A look at the role of Saudi Arabia in recent years in politics and international conflicts, in particular at the changes in politics in recent years, as the kingdom is changing under the rule of Crown Prince Mohammed bin Salman.
In 1973 King Faisal of Saudi Arabia changed the world dramatically and permanently. 'Faisal, Legacy of a King', is the first full-length documentary film biography about one of the most ... See full summary »
The subject is interesting but the delivery makes it come over like an Iraqi version of Eastenders
Saddam Hussein's eldest daughter Raghad watches television in Iran, seeing the famous images of her father being pulled from his hiding place by US soldiers. She thinks back to her days in Iraq when Saddam was still in power, with his family and closest advisors all around him. However, within this close tribe, family pressures and the ambition of Raghad's unbalanced brother Uday starts to destabilise the whole Government.
There is no shortage of films about Iraq and Saddam. OK not all of them are that great but many of them are very good, in particular I have seen several topic specific documentaries about Iraq that were insightful and shocking. So, one has to wonder why many of them are sneaked out on BBC4 while channel 4 chose to give this drama a prime slot on a Thursday night and lots of publicity. Why do I say this? It is not that the film lacks material that offers interest because it does. The inner workings of Saddam's government and the nature of his family is interesting "backstory" if you will into a much bigger global situation and this is why I tuned in to watch, but sadly it is the delivery of this potential where it all falls down.
The script is the root of the problem because it is full of unconvincing dialogue very English, very modern. Craig seems to have been given the basic story but then left to put words into the mouths of his characters to fit the overall story, seemingly without much idea of the times, places or people he is writing about other than their actions. Menaul then delivers this in a way that is inconsistent but certainly never once feels like a serious film about this powerful family and the country they ruled (I would say destroyed but it is all relative isn't it?). Instead the delivery comes off like a hybrid of British sitcom and Eastenders.
At the start we are treated to "jaunty" almost jokey music in the background as the family and the government are established for the viewer. Why? What purpose did it serve I asked myself because to me all it did was clunk and stand out as being odd. From here on in we get more of the violence and such of the tale but the dialogue and performances conspire to make this come across as an Iraqi version of the Mitchell brothers going at it in Eastenders and the effect is to make it feel comic and cheap. The performances match this and nobody seems to be able to do much with the characters and dialogue handed them and as a result they do all come over like they are playing in a television soap. Bonnard's narration and performance is weak and, as the heart of the film she is poorly cast what a year though, from HBO's Five Days to this. Townsend matches this and he has no screen presence as Saddam, which is a failing if you think about the man himself in his trial. The character to be had was Uday, as it offers the chance for an actor to ham it up like Pacino in Scarface. Unfortunately Mays just does the basics with nothing behind it OK, we are told that Uday is perhaps unhinged due to how his father treated him but Mays cannot bring this all all he can do is the superficial things, which might impress some but didn't do much for me.
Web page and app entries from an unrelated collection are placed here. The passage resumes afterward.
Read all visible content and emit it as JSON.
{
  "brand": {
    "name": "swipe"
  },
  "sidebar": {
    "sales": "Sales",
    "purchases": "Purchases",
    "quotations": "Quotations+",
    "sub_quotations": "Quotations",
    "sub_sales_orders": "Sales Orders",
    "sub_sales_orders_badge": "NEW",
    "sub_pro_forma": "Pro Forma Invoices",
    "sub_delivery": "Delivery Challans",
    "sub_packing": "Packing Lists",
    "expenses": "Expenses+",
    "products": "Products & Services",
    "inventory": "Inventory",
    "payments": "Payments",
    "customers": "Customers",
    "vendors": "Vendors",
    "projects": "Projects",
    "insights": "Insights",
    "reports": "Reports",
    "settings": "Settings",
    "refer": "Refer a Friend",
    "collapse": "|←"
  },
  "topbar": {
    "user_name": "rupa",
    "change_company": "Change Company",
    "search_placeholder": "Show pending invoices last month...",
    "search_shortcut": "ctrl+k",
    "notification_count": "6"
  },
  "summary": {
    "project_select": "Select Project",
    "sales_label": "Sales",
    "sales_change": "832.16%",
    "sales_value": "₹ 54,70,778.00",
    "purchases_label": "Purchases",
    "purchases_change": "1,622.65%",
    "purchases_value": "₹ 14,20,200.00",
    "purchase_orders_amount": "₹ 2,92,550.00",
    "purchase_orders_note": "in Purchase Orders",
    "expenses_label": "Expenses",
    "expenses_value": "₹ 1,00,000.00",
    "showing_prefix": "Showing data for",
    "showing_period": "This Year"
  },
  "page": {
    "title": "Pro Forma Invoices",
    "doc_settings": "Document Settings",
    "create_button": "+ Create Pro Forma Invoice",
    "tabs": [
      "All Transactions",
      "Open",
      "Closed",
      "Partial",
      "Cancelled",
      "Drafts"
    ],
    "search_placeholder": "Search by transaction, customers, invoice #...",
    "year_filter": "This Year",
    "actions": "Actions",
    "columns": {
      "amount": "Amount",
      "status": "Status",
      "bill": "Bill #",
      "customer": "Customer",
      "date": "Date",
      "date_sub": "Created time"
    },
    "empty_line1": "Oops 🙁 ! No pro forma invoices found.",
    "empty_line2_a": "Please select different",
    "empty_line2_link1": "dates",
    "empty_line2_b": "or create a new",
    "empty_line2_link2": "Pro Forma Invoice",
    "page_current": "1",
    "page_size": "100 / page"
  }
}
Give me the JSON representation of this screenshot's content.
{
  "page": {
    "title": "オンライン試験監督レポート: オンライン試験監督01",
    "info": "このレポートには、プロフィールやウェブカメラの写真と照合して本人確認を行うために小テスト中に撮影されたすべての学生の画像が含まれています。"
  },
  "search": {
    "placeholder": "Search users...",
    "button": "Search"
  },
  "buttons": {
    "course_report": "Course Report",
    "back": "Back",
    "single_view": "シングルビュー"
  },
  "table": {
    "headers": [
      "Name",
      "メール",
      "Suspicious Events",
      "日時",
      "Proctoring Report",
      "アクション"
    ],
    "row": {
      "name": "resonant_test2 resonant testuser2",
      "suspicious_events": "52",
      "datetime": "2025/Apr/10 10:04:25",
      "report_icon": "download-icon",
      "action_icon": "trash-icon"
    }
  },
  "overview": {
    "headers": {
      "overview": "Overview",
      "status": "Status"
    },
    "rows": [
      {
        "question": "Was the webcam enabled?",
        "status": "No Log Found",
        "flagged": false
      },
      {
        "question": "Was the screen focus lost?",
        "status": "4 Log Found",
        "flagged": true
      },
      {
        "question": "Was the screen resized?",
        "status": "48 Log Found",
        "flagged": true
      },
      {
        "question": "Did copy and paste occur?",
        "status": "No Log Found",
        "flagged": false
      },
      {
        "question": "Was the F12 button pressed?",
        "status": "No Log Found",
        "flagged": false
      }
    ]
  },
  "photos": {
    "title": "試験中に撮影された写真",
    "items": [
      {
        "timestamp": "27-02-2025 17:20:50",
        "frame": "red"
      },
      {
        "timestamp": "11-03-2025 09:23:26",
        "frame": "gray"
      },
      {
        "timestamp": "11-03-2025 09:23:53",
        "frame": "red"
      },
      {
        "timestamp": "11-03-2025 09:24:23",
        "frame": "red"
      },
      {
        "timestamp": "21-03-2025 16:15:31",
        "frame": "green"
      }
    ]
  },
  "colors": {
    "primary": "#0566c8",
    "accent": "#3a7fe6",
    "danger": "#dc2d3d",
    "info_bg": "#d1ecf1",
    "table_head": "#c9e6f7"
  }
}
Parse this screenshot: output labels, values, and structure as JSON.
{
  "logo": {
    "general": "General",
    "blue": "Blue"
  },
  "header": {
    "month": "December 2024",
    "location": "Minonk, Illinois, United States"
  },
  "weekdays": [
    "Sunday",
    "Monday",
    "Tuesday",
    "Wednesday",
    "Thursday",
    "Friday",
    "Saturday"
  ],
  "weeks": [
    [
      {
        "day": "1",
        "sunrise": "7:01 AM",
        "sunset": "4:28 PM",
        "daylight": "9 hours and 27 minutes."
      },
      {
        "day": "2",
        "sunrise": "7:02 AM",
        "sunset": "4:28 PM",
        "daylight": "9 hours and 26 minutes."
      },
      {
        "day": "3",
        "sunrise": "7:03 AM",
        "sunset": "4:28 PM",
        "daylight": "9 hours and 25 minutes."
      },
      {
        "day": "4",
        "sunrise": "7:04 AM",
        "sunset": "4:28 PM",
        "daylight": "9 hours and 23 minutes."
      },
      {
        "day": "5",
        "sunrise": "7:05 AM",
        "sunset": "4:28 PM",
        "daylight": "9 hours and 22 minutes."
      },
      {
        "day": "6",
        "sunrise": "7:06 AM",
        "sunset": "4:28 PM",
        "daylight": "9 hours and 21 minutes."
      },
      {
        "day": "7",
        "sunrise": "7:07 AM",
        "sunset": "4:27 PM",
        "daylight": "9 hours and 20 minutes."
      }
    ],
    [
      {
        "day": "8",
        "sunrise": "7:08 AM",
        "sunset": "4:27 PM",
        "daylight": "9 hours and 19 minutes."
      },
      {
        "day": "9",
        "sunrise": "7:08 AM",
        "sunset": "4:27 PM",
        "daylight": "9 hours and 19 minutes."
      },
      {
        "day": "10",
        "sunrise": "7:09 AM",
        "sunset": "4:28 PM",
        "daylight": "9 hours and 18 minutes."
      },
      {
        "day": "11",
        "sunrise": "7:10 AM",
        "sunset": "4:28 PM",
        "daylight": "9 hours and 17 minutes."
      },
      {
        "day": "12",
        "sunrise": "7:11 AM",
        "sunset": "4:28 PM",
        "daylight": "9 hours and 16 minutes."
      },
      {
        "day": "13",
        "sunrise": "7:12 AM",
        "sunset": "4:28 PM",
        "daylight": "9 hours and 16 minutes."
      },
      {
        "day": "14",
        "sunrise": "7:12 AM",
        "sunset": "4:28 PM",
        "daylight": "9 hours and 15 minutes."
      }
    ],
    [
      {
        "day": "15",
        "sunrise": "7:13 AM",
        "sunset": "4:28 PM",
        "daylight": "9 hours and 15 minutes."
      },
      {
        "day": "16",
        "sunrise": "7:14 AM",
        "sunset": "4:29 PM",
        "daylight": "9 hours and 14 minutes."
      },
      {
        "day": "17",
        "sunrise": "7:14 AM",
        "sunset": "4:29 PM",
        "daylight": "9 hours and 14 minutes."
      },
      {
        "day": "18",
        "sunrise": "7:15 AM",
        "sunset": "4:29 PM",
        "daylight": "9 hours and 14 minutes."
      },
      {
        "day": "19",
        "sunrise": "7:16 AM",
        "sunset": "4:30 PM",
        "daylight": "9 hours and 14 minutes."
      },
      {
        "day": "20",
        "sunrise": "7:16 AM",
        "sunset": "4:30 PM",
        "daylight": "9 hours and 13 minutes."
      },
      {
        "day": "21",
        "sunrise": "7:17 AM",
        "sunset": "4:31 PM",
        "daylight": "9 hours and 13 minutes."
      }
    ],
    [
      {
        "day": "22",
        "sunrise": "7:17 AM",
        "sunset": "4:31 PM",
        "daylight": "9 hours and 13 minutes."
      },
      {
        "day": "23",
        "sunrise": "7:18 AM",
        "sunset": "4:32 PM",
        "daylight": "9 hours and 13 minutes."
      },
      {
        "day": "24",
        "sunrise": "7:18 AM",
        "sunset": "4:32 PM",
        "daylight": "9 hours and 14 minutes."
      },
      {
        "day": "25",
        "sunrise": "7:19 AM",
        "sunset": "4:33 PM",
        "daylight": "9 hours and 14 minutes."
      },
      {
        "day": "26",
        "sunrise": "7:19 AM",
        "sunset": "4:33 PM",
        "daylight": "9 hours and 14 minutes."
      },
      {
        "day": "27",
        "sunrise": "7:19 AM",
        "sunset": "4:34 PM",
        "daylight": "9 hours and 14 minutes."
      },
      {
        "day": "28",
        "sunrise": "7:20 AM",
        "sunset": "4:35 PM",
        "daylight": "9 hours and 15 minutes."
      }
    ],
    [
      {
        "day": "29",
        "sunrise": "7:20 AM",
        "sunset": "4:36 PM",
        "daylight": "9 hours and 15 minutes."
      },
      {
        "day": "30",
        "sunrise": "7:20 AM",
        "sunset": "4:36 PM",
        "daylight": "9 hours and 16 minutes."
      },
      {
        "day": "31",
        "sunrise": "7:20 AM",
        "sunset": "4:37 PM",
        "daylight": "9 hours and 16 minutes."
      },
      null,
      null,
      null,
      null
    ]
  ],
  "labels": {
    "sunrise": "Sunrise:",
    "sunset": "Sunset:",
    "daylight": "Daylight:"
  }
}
The cast do struggle though with a script that is near worthless. OK, it might provide some insight in the overall view of Saddam's tribe but in the delivery it is cheaply made with little to convince or engage.
5 of 9 people found this review helpful.
Was this review helpful to you?
| Report this